When Lloyd isn’t working or spending time with his wife, son and daughter, he enjoys playing trombone with the Festival City Winds or relaxing with a good book.

Lloyd is providing Manual Osteopathic Massage Therapy appointments as he completes the last of his qualification’s practical hours. These appointments are billed as Massage Therapy, and offer Manual Osteopathic theory and techniques at a discounted rate!

Sprained Ankle from a Slip? Here's How To Wrap It


The way you wrap a sprained ankle is really important. We found some general how-to website to be missing a few key points: make sure the ankle and foot are in a neutral position for wrapping (90°). Start the wrap process with the bandage tape or stretchy tensor bandage over the upper ankle first and direct the roll toward the inside of the upper ankle, wrap this area a couple of times - this is your anchor. Then proceed to wrap in a figure 8 motion starting toward the inner foot first. We found a great picture-guide that demonstrates this method well, link below.

Be sure to rest, elevate and ice the sprained ankle to reduce further aggravation.

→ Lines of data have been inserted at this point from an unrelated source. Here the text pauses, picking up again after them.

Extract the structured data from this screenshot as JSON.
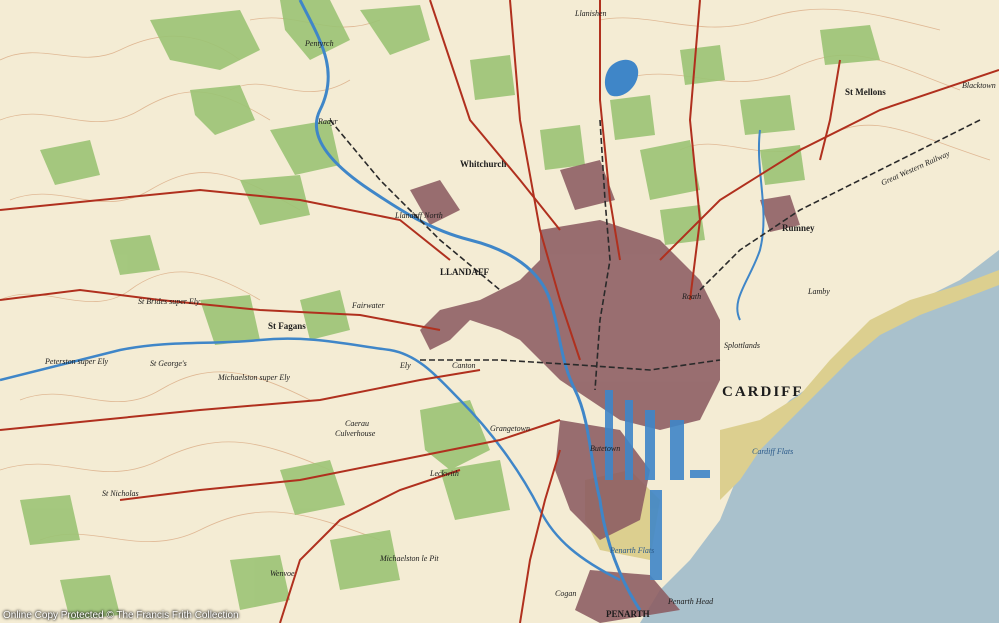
{
  "map": {
    "colors": {
      "land": "#f4ecd4",
      "sea": "#a9c1cc",
      "woodland": "#9cc475",
      "urban": "#8c5c62",
      "road": "#b0301e",
      "river": "#3f86c8",
      "mudflats": "#dccf8f",
      "contour": "#d7a37a",
      "railway": "#2a2a2a"
    },
    "places": {
      "cardiff": "CARDIFF",
      "llandaff": "LLANDAFF",
      "whitchurch": "Whitchurch",
      "llandaff_north": "Llandaff North",
      "st_fagans": "St Fagans",
      "st_brides": "St Brides super Ely",
      "st_georges": "St George's",
      "peterston": "Peterston super Ely",
      "st_nicholas": "St Nicholas",
      "canton": "Canton",
      "grangetown": "Grangetown",
      "leckwith": "Leckwith",
      "butetown": "Butetown",
      "roath": "Roath",
      "splott": "Splottlands",
      "st_mellons": "St Mellons",
      "rumney": "Rumney",
      "llanishen": "Llanishen",
      "cogan": "Cogan",
      "penarth": "PENARTH",
      "penarth_head": "Penarth Head",
      "ely": "Ely",
      "michaelston": "Michaelston le Pit",
      "wenvoe": "Wenvoe",
      "radyr": "Radyr",
      "michaelston_fedw": "Michaelston super Ely",
      "pentyrch": "Pentyrch",
      "culverhouse": "Culverhouse",
      "fairwater": "Fairwater",
      "caerau": "Caerau",
      "blackton": "Blacktown",
      "lamby": "Lamby",
      "penarth_flats": "Penarth Flats",
      "cardiff_flats": "Cardiff Flats",
      "railway_label": "Great Western Railway"
    },
    "copyright": "Online Copy Protected   © The Francis Frith Collection"
  }
}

You’ll want to check if you ankle has a fracture, too. You can do this on your own, but we recommend seeing a healthcare professional, like a GP.

Inflammation will commence almost immediately, most certainly in a few hours, sometimes accompanied by bruising. You may receive treatments like massage therapy or manual osteopathy to assist in reducing inflammation and reduce strain on other muscles groups in the lower leg and all the way up the limb to the hip. You may seek treatment as early as a few days after the initial injury. We recommend seeing our specialists:

  • Lloyd Chung

  • Brad Ballard

  • Tristen Threefingers

  • Rowana Quirante

Sprained ankles can take anywhere from a week to a month or more to heal, depending in the severity. Be sure to to seek the diagnosis from your medical doctor and a phsyiotherapist as part of your treatment plan.